Program distribution. You can use each winding separately of course; if you were to feed one winding with a 300 ohms source you would see that program repeated on each of the other three windings. It's a good idea to make sure each winding is terminated in 300 ohms (Figure 3), otherwise the frequency response of the system may be aberrant. You could call this a poor man's distribution amp (DA), but the fact of the matter is it works great, and it's passive.
Mono-Summing. You can mono sum with two of the windings, but make sure that you have the source impedance correct. Each winding needs to be fed with a 300 ohms source impedance. You may need to add build-out resistors in series with any DA or other output amps, otherwise the windings could compromise the peak output level of said output amps, creating a headroom problem. In addition, you need to make sure the phase relationship is correct between the left and right channel (unless maybe you want an L-R source?). See Figure 4. The two remaining windings will have L+R on them.
RF isolation. One of the neatest things about the 111C coils is the built-in faraday shield between the line side and the drop side (see Figure 1 again). If you have a long line bringing analog audio to some location, say near an AM transmitter site, you can isolate that line from any amplifiers connected to the line side by connecting the S terminal to your local ground.
In this day and age of balanced AES digital circuits, Ethernet and fiber, the functionality given by the old trustworthy 111C coil isn't nearly as important as it once was; however, one day it may save your bacon. Keep a couple on hand just in case.

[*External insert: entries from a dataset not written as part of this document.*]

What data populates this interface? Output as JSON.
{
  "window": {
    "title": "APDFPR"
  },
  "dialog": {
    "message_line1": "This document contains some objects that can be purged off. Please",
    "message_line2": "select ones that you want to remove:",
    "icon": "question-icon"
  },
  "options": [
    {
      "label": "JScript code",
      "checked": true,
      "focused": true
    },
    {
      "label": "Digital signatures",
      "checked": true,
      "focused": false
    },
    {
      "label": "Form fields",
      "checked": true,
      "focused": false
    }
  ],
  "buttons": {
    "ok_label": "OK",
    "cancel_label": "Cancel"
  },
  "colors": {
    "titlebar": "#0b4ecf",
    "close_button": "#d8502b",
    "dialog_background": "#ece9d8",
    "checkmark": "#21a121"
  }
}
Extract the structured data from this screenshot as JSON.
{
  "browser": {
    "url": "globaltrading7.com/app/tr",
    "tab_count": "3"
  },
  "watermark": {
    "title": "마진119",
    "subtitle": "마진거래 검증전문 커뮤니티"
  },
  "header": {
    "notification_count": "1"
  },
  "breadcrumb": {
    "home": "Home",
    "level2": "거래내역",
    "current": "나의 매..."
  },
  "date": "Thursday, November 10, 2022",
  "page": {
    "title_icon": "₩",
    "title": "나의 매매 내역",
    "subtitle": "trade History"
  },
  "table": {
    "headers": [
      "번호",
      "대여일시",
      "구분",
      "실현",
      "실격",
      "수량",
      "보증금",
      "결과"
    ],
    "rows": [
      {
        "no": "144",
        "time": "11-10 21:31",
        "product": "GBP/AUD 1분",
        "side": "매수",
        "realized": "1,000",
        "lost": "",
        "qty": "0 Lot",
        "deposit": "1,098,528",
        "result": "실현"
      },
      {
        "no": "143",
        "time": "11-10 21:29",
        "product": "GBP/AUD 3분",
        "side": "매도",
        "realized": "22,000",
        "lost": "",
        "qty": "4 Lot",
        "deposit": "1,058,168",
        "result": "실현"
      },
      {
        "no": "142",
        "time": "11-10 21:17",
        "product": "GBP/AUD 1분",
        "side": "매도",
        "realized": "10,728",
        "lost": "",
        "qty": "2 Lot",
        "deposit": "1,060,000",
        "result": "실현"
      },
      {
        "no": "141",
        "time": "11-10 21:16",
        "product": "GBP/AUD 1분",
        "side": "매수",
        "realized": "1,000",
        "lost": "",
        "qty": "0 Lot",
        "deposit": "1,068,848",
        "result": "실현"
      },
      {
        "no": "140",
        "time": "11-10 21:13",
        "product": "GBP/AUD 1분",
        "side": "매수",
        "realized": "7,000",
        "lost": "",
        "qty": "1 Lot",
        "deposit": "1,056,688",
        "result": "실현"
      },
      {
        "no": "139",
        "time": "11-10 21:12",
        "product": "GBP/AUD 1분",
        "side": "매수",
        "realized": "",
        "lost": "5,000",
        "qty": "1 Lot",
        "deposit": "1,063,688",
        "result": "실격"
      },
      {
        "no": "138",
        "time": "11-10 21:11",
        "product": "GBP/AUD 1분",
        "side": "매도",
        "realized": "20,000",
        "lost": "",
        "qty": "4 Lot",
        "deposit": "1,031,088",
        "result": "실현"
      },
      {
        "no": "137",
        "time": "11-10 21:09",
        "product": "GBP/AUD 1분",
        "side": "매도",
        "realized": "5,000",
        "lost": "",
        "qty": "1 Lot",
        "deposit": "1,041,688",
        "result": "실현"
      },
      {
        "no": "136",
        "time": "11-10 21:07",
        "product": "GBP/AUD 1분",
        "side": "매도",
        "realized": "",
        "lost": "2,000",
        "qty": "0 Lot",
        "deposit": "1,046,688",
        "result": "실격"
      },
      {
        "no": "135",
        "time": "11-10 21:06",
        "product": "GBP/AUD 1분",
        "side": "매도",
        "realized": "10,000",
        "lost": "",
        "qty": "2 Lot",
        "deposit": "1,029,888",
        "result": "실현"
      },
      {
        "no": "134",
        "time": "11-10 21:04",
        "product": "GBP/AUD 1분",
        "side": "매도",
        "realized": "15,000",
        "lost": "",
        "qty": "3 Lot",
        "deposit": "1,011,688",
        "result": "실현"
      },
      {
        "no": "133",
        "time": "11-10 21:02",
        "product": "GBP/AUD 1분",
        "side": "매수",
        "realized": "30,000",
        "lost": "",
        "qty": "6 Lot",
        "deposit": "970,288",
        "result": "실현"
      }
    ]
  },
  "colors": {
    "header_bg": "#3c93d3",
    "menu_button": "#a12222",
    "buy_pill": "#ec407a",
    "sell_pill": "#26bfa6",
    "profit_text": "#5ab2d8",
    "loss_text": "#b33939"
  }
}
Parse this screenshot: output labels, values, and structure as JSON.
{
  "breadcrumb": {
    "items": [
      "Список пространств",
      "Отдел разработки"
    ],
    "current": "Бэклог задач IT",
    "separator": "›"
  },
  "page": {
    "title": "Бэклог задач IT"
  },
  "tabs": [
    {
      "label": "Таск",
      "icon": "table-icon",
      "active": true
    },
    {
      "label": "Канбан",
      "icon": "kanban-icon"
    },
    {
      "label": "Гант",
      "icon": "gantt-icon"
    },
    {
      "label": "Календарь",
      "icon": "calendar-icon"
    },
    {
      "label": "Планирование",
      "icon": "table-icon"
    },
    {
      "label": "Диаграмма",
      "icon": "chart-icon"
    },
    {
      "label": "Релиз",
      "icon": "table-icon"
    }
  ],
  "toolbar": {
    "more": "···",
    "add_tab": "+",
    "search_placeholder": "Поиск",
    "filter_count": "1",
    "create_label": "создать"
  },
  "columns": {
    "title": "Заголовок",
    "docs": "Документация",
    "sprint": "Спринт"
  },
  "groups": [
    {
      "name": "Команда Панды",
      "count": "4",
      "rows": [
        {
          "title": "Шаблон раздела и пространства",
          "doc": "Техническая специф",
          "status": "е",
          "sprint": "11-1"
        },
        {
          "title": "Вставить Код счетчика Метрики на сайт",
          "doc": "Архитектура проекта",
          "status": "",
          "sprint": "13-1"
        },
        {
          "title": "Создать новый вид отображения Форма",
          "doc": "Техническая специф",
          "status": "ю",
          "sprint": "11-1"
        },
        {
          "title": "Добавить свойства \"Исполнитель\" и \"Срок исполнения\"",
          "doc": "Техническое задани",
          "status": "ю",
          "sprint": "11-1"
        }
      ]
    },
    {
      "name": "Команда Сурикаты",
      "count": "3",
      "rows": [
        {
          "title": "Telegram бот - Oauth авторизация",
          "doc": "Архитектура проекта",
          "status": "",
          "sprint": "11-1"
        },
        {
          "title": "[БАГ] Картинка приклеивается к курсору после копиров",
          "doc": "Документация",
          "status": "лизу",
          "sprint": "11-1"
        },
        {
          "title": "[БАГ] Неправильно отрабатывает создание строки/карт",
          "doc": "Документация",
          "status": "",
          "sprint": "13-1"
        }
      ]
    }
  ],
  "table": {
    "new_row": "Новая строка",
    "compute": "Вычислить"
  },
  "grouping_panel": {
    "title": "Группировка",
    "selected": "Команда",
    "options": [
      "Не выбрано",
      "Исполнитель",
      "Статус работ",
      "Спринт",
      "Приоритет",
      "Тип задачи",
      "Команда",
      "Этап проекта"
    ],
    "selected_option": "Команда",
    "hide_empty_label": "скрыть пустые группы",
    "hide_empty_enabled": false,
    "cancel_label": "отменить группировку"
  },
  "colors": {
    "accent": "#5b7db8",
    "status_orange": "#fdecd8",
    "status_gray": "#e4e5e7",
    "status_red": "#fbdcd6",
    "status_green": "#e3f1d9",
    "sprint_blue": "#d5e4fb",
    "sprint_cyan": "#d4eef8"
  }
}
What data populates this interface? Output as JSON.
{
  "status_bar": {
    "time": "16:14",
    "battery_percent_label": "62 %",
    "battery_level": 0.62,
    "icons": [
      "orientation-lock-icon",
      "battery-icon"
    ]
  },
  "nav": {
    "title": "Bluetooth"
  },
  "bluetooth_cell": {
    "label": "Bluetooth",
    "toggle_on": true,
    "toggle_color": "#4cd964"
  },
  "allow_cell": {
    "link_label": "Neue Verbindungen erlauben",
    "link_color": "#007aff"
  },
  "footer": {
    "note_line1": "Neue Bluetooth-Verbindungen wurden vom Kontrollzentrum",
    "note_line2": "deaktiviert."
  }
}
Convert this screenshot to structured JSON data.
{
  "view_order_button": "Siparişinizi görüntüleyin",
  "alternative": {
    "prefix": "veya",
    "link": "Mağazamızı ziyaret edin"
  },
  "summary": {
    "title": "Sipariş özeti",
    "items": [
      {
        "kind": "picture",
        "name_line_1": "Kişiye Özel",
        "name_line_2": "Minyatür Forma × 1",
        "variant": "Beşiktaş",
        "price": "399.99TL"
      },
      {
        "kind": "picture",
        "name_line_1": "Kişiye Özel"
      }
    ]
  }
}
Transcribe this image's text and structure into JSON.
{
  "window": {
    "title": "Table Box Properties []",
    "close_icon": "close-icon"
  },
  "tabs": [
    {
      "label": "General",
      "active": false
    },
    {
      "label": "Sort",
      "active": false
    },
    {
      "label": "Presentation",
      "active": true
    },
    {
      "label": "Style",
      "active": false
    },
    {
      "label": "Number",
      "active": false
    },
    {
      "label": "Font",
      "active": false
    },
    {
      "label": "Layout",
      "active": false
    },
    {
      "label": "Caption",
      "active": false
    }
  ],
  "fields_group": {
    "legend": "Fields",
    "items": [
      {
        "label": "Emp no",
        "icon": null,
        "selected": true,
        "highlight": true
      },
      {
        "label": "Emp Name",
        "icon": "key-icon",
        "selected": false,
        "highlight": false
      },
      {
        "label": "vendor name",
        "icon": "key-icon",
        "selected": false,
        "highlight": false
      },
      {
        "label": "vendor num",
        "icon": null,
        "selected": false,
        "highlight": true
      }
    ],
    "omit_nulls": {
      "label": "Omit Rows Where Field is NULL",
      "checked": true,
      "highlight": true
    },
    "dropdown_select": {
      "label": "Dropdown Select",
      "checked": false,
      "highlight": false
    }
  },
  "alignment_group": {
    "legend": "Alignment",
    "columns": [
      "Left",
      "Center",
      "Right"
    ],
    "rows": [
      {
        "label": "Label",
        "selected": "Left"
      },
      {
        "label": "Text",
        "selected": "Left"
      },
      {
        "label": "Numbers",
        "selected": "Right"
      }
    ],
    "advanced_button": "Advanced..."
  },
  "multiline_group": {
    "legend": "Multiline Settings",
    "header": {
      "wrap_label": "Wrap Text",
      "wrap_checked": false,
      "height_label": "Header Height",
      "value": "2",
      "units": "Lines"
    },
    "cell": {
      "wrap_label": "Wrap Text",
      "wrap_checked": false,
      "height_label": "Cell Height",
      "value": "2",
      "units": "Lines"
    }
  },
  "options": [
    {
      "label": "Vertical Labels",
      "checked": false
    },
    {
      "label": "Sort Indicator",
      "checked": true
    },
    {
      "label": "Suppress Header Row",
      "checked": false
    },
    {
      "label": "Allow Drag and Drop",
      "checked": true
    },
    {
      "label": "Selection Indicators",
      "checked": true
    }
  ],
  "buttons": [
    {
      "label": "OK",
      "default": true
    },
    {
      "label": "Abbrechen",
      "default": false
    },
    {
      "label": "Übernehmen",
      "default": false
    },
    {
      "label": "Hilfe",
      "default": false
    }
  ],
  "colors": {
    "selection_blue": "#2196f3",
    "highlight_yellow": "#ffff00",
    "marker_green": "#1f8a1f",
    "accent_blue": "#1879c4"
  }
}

Irwin is transmission systems supervisor for Clear Channel NYC and chief engineer of WKTU, New York. Contact him at firstname.lastname@example.org.